it was suggested that the IPCC endorses an 80% deployment rate of renewables — allegedly following a scenario carried out by Greenpeace.
Edenhofer then denied that IPCC had “endorsed” any deployment level:
the IPCC does not endorse a specific deployment level of renewables ….Neither the SPM nor the press release endorses any single scenario.
And rather than repeat the actual lead quoted above, a lead that obviously contributed to “well-meaning people” succumbing to the illusion criticized by Hansen that “‘soft’ renewable energies will replace fossil fuels if the government tries harder and provides more subsidies”, Edenhofer attempted to camouflage the untrue lead as follows:
Even though the press release starts with a statement about the upper end scenario of renewables deployment that could be achieved, it also puts the 80% figure into perspective:
Edenhofer’s attempted camouflage was a “trick” (TM – climate science.) The press release did not actually start with a “statement about the upper end scenario of renewables deployment that could be achieved” (as can be seen by examining the actual quotation). The opening lead had no such caveats. It was a categorical statement fostering the illusion criticized by Hansen: that the new IPCC report “shows” that 80% of all energy requirements could be met by renewables “if backed by the right enabling public policies”.
Edenhofer then went on with a legalistic defence that Greenpeace employee Sven Teske did not violate IPCC policies by participating either in the assessment of his own work or in the selection of the Greenpeace scenario as one of four lead scenarios highlighted in the key chapter 10 – completely tone deaf to why the public expects something better.
Edenhofer defended IPCC’s reporting of the Easter Bunny scenario on the basis that it had been published in the “peer reviewed” literature, but did not address criticisms of the failure of IPCC to assess the merit of the apparent fable.

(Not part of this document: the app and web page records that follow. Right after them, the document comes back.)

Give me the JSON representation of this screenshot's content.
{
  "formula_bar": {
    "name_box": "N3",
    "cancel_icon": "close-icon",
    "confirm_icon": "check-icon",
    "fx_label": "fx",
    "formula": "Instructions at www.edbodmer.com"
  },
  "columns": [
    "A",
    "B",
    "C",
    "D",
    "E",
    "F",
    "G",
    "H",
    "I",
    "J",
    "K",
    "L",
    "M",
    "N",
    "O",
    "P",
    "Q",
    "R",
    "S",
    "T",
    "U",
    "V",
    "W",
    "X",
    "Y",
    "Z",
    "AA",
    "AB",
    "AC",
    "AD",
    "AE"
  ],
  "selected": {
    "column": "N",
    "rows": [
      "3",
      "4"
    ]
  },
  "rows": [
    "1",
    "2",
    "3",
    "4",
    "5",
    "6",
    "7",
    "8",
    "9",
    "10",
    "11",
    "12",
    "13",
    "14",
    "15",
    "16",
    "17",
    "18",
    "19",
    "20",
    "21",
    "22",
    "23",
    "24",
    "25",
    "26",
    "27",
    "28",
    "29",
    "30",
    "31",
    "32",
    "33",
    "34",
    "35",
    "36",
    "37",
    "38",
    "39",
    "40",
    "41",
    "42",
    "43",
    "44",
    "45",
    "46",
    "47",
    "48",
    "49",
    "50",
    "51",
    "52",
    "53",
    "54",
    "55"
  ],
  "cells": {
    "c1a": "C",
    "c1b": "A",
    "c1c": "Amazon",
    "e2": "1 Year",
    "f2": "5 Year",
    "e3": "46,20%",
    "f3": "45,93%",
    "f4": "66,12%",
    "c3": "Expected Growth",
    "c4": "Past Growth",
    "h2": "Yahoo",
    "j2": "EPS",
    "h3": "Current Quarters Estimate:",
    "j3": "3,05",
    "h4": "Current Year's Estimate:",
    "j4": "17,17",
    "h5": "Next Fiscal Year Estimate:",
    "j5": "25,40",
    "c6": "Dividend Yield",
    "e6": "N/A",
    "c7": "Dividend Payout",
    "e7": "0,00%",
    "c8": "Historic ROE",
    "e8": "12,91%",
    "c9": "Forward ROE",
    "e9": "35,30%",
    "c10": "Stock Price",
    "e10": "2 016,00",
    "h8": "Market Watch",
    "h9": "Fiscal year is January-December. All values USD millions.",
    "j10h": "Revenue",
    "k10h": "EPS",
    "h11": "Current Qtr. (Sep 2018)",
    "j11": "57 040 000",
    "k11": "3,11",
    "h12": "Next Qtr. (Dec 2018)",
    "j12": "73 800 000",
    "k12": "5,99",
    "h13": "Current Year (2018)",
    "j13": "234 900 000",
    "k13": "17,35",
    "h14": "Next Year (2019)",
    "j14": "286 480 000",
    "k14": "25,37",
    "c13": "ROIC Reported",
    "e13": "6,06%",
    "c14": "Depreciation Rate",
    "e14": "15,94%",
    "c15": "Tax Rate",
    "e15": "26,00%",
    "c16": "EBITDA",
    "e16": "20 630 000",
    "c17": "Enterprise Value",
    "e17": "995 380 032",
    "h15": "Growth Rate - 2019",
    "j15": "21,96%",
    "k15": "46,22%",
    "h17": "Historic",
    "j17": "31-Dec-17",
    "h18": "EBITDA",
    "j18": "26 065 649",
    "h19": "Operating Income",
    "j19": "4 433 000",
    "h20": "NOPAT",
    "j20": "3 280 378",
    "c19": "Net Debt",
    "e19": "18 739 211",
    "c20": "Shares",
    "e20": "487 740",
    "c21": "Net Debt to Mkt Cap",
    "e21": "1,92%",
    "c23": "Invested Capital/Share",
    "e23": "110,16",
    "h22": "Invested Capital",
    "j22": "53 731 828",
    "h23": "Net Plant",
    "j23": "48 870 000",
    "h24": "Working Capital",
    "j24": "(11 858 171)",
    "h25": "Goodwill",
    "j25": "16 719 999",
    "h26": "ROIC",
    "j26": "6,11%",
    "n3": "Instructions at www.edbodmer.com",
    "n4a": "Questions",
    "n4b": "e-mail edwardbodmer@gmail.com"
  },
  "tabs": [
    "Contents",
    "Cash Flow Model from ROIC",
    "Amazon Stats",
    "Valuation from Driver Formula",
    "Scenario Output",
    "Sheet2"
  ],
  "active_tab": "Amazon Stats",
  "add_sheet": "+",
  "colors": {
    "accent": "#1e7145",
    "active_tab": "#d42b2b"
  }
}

Edenhofer at least avoided arguing, as some Greenpeace defenders had, that the Greenpeace scenario was not the most extreme, since the WWF’s scenario was the even more extreme claim that renewables could achieve 100% by 2050, not a trifling 80%. In the WG3 land of fables, I suppose that anything goes, but, to anyone outside the IPCC “community”, this seems a bit like defending belief in the Easter Bunny by arguing that some people believe in the even more improbable Tooth Fairy.
Hansen spent a little time in his article wondering why policy-makers pay homage to the scenarios that he characterized as Easter Bunny fables. Hansen appears to conclude that no policy maker could be so stupid as to actually believe such drivel and therefore is forced to postulate that they have ulterior and unscrupulous motives:
Because they [politicians] realize that renewable energies are grossly inadequate for our energy needs now and in the foreseeable future and they have no real plan.. They pay homage to the Easter Bunny fantasy, because it is the easy thing to do in politics. They are reluctant to explain what is actually needed to phase out our need for fossil fuels.
I’m not sure why Hansen thinks that politicians are so much more insightful than IPCC WG3. It seems to me that many politicians have taken the soft renewables message at face value and have made investment decisions and policies in good faith on the basis that the soft renewables path is feasible.In Ontario, the government has made or encouraged large investments in soft renewables and, in my opinion, did so in good faith on advice from so-called specialists and scientists on the feasibility of soft renewables. Perhaps they should have seen through Amory Lovins and his descendants, and, like Hansen, realized that the soft renewables path advocated by Lovins, Greenpeace and IPCC was an Easter Bunny fable, a Tooth Fairy mirage.
But I don’t believe that they had any such realization. It’s too bad that Hansen didn’t speak out earlier.